Source: Erin Donaghue / CBS News
The brother of George Zimmerman, the former neighborhood watch captain accused in the February, 2012 killing of unarmed Florida teen Trayvon Martin, denounced the findings of a state audio expert who analyzed a 911 call as “voodoo forensics.”
In the call, placed by a neighbor just before Zimmerman shot Martin during a confrontation in a gated Sanford, Fla. community, a person is heard screaming for help, followed by a loud bang. The state audio expert, Alan Reich, has said that he heard Trayvon Martin saying “I’m begging you” after analyzing the recording, and George Zimmerman speaking like an evangelist or carnival barker saying “These shall be,” the Orlando Sentinel reports.
Other experts, including analysts at the FBI, have not heard the phrases that Reich claims to hear in the recording of the call.

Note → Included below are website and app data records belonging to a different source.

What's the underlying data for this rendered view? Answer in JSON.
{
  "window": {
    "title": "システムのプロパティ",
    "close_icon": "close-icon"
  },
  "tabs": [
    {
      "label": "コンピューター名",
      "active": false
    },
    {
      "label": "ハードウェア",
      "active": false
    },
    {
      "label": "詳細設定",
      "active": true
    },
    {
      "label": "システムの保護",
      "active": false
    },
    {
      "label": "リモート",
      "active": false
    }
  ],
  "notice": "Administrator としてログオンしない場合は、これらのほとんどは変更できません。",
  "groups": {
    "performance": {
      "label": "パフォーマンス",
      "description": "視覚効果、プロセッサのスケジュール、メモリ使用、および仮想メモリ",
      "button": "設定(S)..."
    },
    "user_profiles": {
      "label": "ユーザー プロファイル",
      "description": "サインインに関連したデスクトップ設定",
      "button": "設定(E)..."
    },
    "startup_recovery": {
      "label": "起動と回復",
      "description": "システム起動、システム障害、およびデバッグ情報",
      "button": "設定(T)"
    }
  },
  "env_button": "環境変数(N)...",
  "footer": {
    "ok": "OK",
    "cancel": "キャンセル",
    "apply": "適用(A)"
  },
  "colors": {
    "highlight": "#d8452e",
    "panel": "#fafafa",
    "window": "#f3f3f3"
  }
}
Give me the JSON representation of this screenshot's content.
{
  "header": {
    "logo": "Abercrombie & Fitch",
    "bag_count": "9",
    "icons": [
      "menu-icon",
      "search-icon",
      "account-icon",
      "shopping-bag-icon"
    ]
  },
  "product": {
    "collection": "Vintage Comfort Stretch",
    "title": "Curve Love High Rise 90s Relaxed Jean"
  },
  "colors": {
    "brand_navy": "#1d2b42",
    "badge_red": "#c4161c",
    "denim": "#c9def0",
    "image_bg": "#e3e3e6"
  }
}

FBI analysts said they were unable to analyze the recording because of its poor quality, and others haven’t been able to determine who was crying for help.
The recording is likely to be a key piece of evidence at Zimmerman’s upcoming trial, which launches with jury selection June 10. Zimmerman has claimed he was defending himself after the 17-year-old attacked him.
To read this article in its entirety visit CBS News.